When we reject the self, we see harm to others as harm to “me” because there is no more me, there is just everything. Rejecting this self goes against natural selection because natural selection is out for our self-interest (survival and replication, not happiness). This rejection of the self is congruent with experiences of “enlightenment” which brings individuals closer to the reality of mind and closer to moral truth because there is a distance from feelings that contain self-serving judgments about the world. This distance eliminates bias and brings us closer to objective truth.
We can reject the self and refuse to give essence to ourselves or others through meditation.

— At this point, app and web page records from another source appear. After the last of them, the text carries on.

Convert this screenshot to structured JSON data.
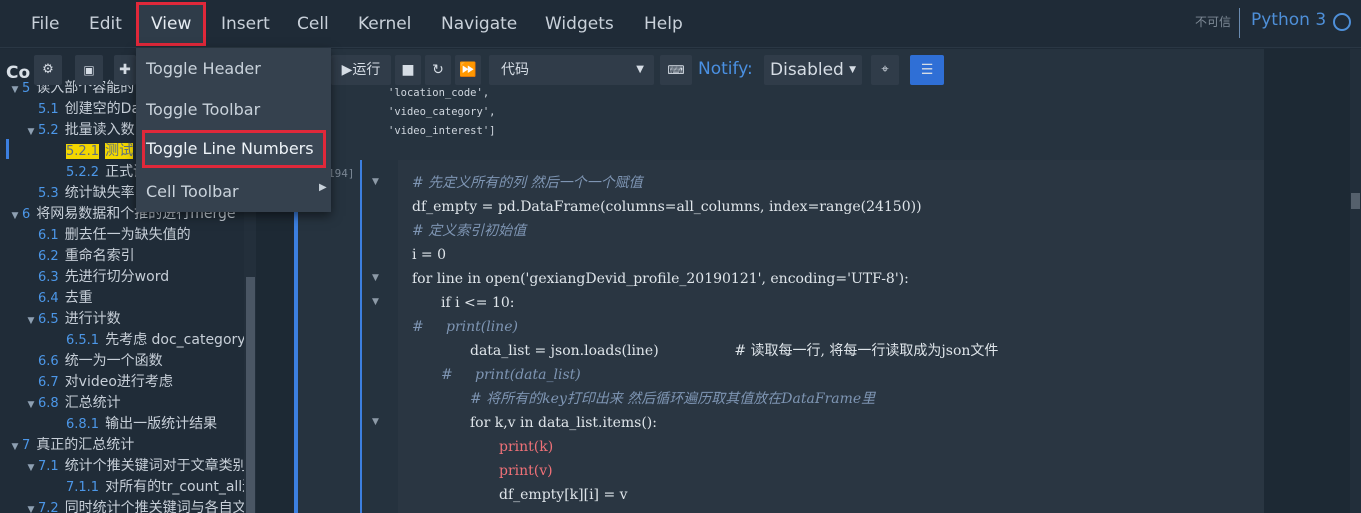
{
  "menubar": {
    "items": [
      "File",
      "Edit",
      "View",
      "Insert",
      "Cell",
      "Kernel",
      "Navigate",
      "Widgets",
      "Help"
    ],
    "trust": "不可信",
    "kernel": "Python 3"
  },
  "view_menu": {
    "items": [
      "Toggle Header",
      "Toggle Toolbar",
      "Toggle Line Numbers",
      "Cell Toolbar"
    ],
    "highlighted": "Toggle Line Numbers"
  },
  "toolbar": {
    "run": "运行",
    "cell_type": "代码",
    "notify_label": "Notify:",
    "notify_value": "Disabled"
  },
  "sidebar": {
    "title": "Co",
    "items": [
      {
        "num": "5",
        "text": "读入部个容能的",
        "level": 1,
        "caret": true
      },
      {
        "num": "5.1",
        "text": "创建空的Da",
        "level": 2
      },
      {
        "num": "5.2",
        "text": "批量读入数",
        "level": 2,
        "caret": true
      },
      {
        "num": "5.2.1",
        "text": "测试",
        "level": 3,
        "highlight": true
      },
      {
        "num": "5.2.2",
        "text": "正式读",
        "level": 3
      },
      {
        "num": "5.3",
        "text": "统计缺失率",
        "level": 2
      },
      {
        "num": "6",
        "text": "将网易数据和个推的进行merge",
        "level": 1,
        "caret": true
      },
      {
        "num": "6.1",
        "text": "删去任一为缺失值的",
        "level": 2
      },
      {
        "num": "6.2",
        "text": "重命名索引",
        "level": 2
      },
      {
        "num": "6.3",
        "text": "先进行切分word",
        "level": 2
      },
      {
        "num": "6.4",
        "text": "去重",
        "level": 2
      },
      {
        "num": "6.5",
        "text": "进行计数",
        "level": 2,
        "caret": true
      },
      {
        "num": "6.5.1",
        "text": "先考虑 doc_category 生",
        "level": 3
      },
      {
        "num": "6.6",
        "text": "统一为一个函数",
        "level": 2
      },
      {
        "num": "6.7",
        "text": "对video进行考虑",
        "level": 2
      },
      {
        "num": "6.8",
        "text": "汇总统计",
        "level": 2,
        "caret": true
      },
      {
        "num": "6.8.1",
        "text": "输出一版统计结果",
        "level": 3
      },
      {
        "num": "7",
        "text": "真正的汇总统计",
        "level": 1,
        "caret": true
      },
      {
        "num": "7.1",
        "text": "统计个推关键词对于文章类别",
        "level": 2,
        "caret": true
      },
      {
        "num": "7.1.1",
        "text": "对所有的tr_count_all进行",
        "level": 3
      },
      {
        "num": "7.2",
        "text": "同时统计个推关键词与各自文",
        "level": 2,
        "caret": true
      }
    ]
  },
  "output": {
    "lines": [
      "'location_code',",
      "'video_category',",
      "'video_interest']"
    ]
  },
  "cell": {
    "prompt": "194]"
  },
  "code_lines": [
    {
      "t": "# 先定义所有的列 然后一个一个赋值",
      "c": "cmt",
      "ind": 0,
      "fold": true
    },
    {
      "t": "df_empty = pd.DataFrame(columns=all_columns, index=range(24150))",
      "ind": 0
    },
    {
      "t": "# 定义索引初始值",
      "c": "cmt",
      "ind": 0
    },
    {
      "t": "i = 0",
      "ind": 0
    },
    {
      "t": "for line in open('gexiangDevid_profile_20190121', encoding='UTF-8'):",
      "ind": 0,
      "fold": true
    },
    {
      "t": "if i <= 10:",
      "ind": 1,
      "fold": true
    },
    {
      "t": "#     print(line)",
      "c": "cmt",
      "ind": 0
    },
    {
      "t": "data_list = json.loads(line)                 # 读取每一行, 将每一行读取成为json文件",
      "ind": 2
    },
    {
      "t": "#     print(data_list)",
      "c": "cmt",
      "ind": 1
    },
    {
      "t": "# 将所有的key打印出来 然后循环遍历取其值放在DataFrame里",
      "c": "cmt",
      "ind": 2
    },
    {
      "t": "for k,v in data_list.items():",
      "ind": 2,
      "fold": true
    },
    {
      "t": "print(k)",
      "ind": 3,
      "c": "bi"
    },
    {
      "t": "print(v)",
      "ind": 3,
      "c": "bi"
    },
    {
      "t": "df_empty[k][i] = v",
      "ind": 3
    }
  ]
}
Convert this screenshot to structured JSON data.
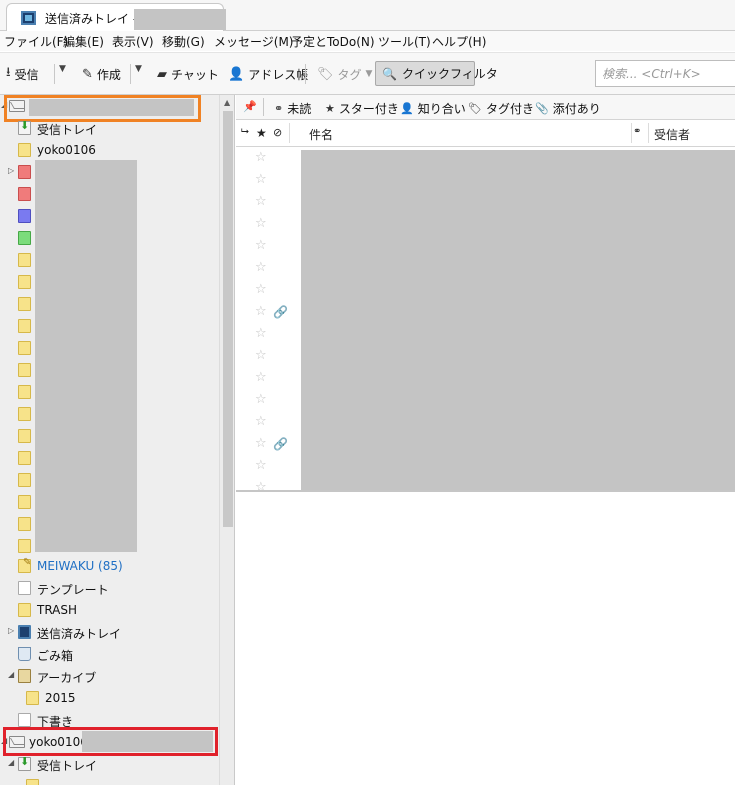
{
  "window": {
    "tab_title": "送信済みトレイ -"
  },
  "menu": [
    "ファイル(F)",
    "編集(E)",
    "表示(V)",
    "移動(G)",
    "メッセージ(M)",
    "予定とToDo(N)",
    "ツール(T)",
    "ヘルプ(H)"
  ],
  "toolbar": {
    "get_mail": "受信",
    "write": "作成",
    "chat": "チャット",
    "address_book": "アドレス帳",
    "tag": "タグ",
    "quick_filter": "クイックフィルタ",
    "search_placeholder": "検索... <Ctrl+K>"
  },
  "quick_filter_bar": {
    "unread": "未読",
    "starred": "スター付き",
    "contacts": "知り合い",
    "tagged": "タグ付き",
    "attachment": "添付あり"
  },
  "columns": {
    "subject": "件名",
    "recipient": "受信者"
  },
  "folders": {
    "inbox": "受信トレイ",
    "yoko": "yoko0106",
    "meiwaku": "MEIWAKU (85)",
    "template": "テンプレート",
    "trash_en": "TRASH",
    "sent": "送信済みトレイ",
    "trash": "ごみ箱",
    "archive": "アーカイブ",
    "archive_2015": "2015",
    "drafts": "下書き",
    "account2": "yoko0106",
    "inbox2": "受信トレイ"
  },
  "colors": {
    "meiwaku_text": "#1f6fc4",
    "highlight_orange": "#f08224",
    "highlight_red": "#e0212b",
    "redaction": "#c4c4c4"
  }
}
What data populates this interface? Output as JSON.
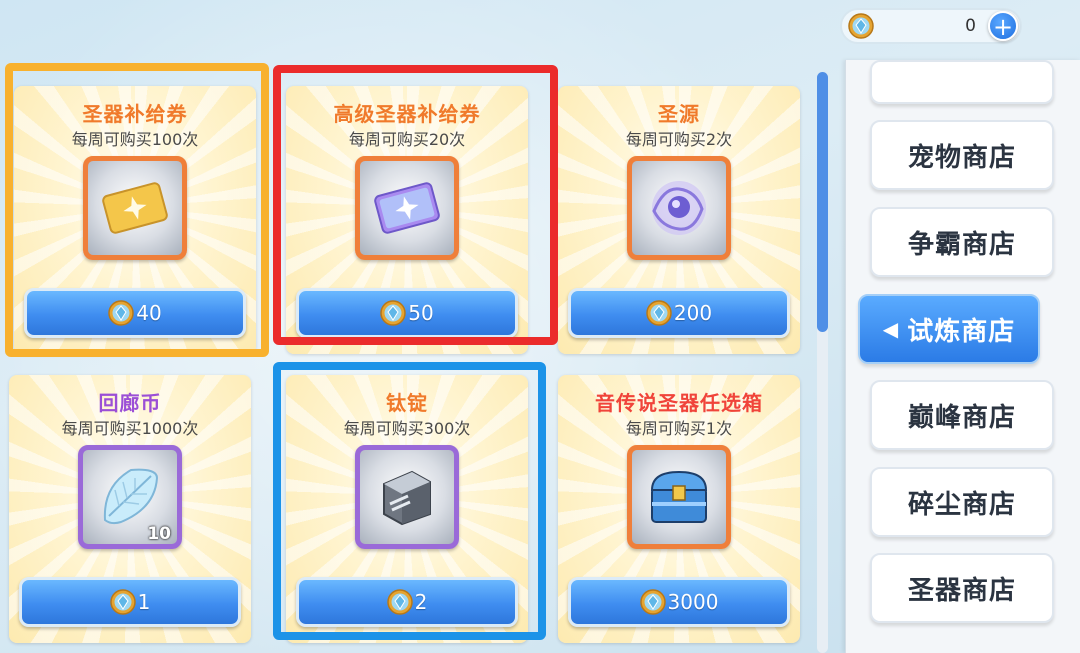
{
  "currency": {
    "amount": "0",
    "plus_label": "+"
  },
  "items": [
    {
      "name": "圣器补给券",
      "limit": "每周可购买100次",
      "price": "40",
      "qty": ""
    },
    {
      "name": "高级圣器补给券",
      "limit": "每周可购买20次",
      "price": "50",
      "qty": ""
    },
    {
      "name": "圣源",
      "limit": "每周可购买2次",
      "price": "200",
      "qty": ""
    },
    {
      "name": "回廊币",
      "limit": "每周可购买1000次",
      "price": "1",
      "qty": "10"
    },
    {
      "name": "钛锭",
      "limit": "每周可购买300次",
      "price": "2",
      "qty": ""
    },
    {
      "name": "音传说圣器任选箱",
      "limit": "每周可购买1次",
      "price": "3000",
      "qty": ""
    }
  ],
  "shop_nav": [
    {
      "label": "",
      "partial": true
    },
    {
      "label": "宠物商店"
    },
    {
      "label": "争霸商店"
    },
    {
      "label": "试炼商店",
      "active": true,
      "arrow": "◀"
    },
    {
      "label": "巅峰商店"
    },
    {
      "label": "碎尘商店"
    },
    {
      "label": "圣器商店"
    }
  ],
  "colors": {
    "accent_blue": "#3f8df0",
    "title_orange": "#f07a2b",
    "title_purple": "#9b4fd6",
    "title_red": "#f0443a"
  }
}
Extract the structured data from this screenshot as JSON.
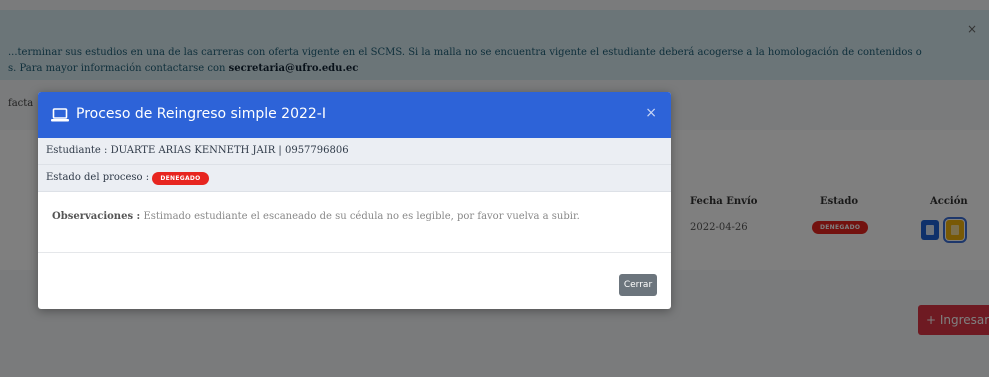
{
  "background": {
    "alert_line1": "...terminar sus estudios en una de las carreras con oferta vigente en el SCMS. Si la malla no se encuentra vigente el estudiante deberá acogerse a la homologación de contenidos o",
    "alert_line2": "s. Para mayor información contactarse con",
    "alert_email": "secretaria@ufro.edu.ec",
    "alert_close": "×",
    "partial_label": "facta",
    "table_headers": {
      "fecha": "Fecha Envío",
      "estado": "Estado",
      "accion": "Acción"
    },
    "row": {
      "fecha": "2022-04-26",
      "estado": "DENEGADO"
    },
    "ingresar_button": "+ Ingresar"
  },
  "modal": {
    "title": "Proceso de Reingreso simple 2022-I",
    "close_x": "×",
    "student_label": "Estudiante :",
    "student_value": "DUARTE ARIAS KENNETH JAIR | 0957796806",
    "estado_label": "Estado del proceso :",
    "estado_badge": "DENEGADO",
    "obs_label": "Observaciones :",
    "obs_text": "Estimado estudiante el escaneado de su cédula no es legible, por favor vuelva a subir.",
    "close_button": "Cerrar"
  },
  "colors": {
    "modal_header": "#2d63d8",
    "badge": "#e7251f",
    "close_button": "#6c757d",
    "alert_bg": "#d6eaf0",
    "ingresar": "#dc3545"
  }
}
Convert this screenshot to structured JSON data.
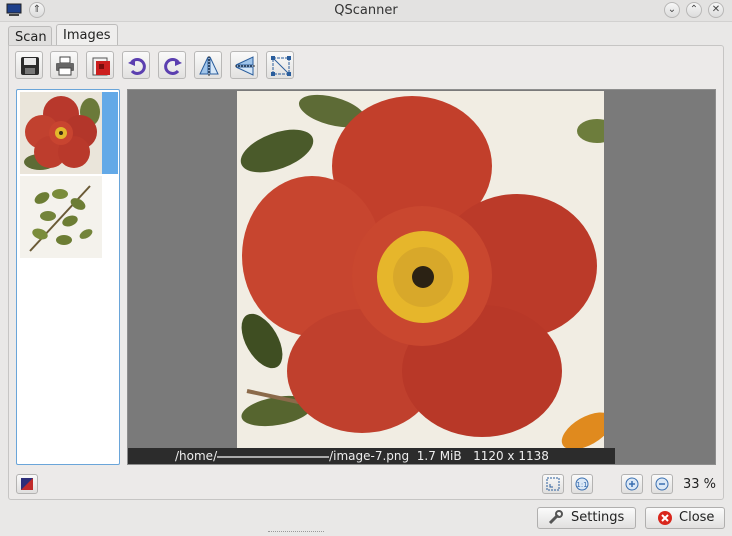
{
  "window": {
    "title": "QScanner"
  },
  "tabs": [
    {
      "label": "Scan"
    },
    {
      "label": "Images"
    }
  ],
  "toolbar": {
    "tools": [
      "save-icon",
      "print-icon",
      "pdf-icon",
      "rotate-left-icon",
      "rotate-right-icon",
      "flip-horizontal-icon",
      "flip-vertical-icon",
      "crop-icon"
    ]
  },
  "thumbnails": [
    "red-rose",
    "green-leaves"
  ],
  "image_info": {
    "path_start": "/home/",
    "path_end": "/image-7.png",
    "size": "1.7 MiB",
    "dimensions": "1120 x 1138"
  },
  "zoom": {
    "level": "33 %"
  },
  "buttons": {
    "settings": "Settings",
    "close": "Close"
  },
  "colors": {
    "accent": "#63a9e7",
    "close_red": "#d9261c",
    "petal": "#c43f2c"
  }
}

One of the core elements of Buddhism is mindfulness, which is use of the mind for ulterior needs – not selfish. We practice mindfulness through meditation. If we are mindful of our feelings, we can control our thoughts. If we can control our thoughts, we can control our behavior by choosing to empower modules that we want, not just modules that would otherwise naturally appeal to us in our former emotional state. Science supports this, and we see evidence in the modular theory of the mind and the implications of the modular theory.
In Rational Animal, Douglas Kendrick claims we are under influence of seven modules – sub-selves. These are sub-selves because the different modules compete for attention. The winning module is awarded based on its ability to convince the brain that the module has made the best decision. The winning module becomes our sense of self. The problem is the winning module can be biased by previous victories (being selected) or other biases inherent with natural selection (such as tribal feelings to an in-group).
By focusing on something, you overcome modules competing for different views. If we focus on mindfulness, we can control our feelings because we are controlling the self that dictates our behavior. In the lecture, Robert Wright said that meditation is used to become mindful of our behavior, so that we can act in ways that are against natural selection. From this mindfulness, we can choose to reject the self, and to behave morally.
A possible issue with this explanation is that few people have achieved the enlightened state sought after. In the cases of people that claim to have achieved enlightenment, there is no technology to prove they have, and data points are largely experiential.
In conclusion, modern science lends support to both the moral validity of Buddhism and to its meditation practice. By being mindful of feelings, thoughts can be controlled. By controlling thoughts, behavior can be controlled. When behavior is controlled, happiness is controlled, and more power can be exerted in our world – hopefully for good. While much of the results that support this are experiential, modern science does support the theory that supports the results.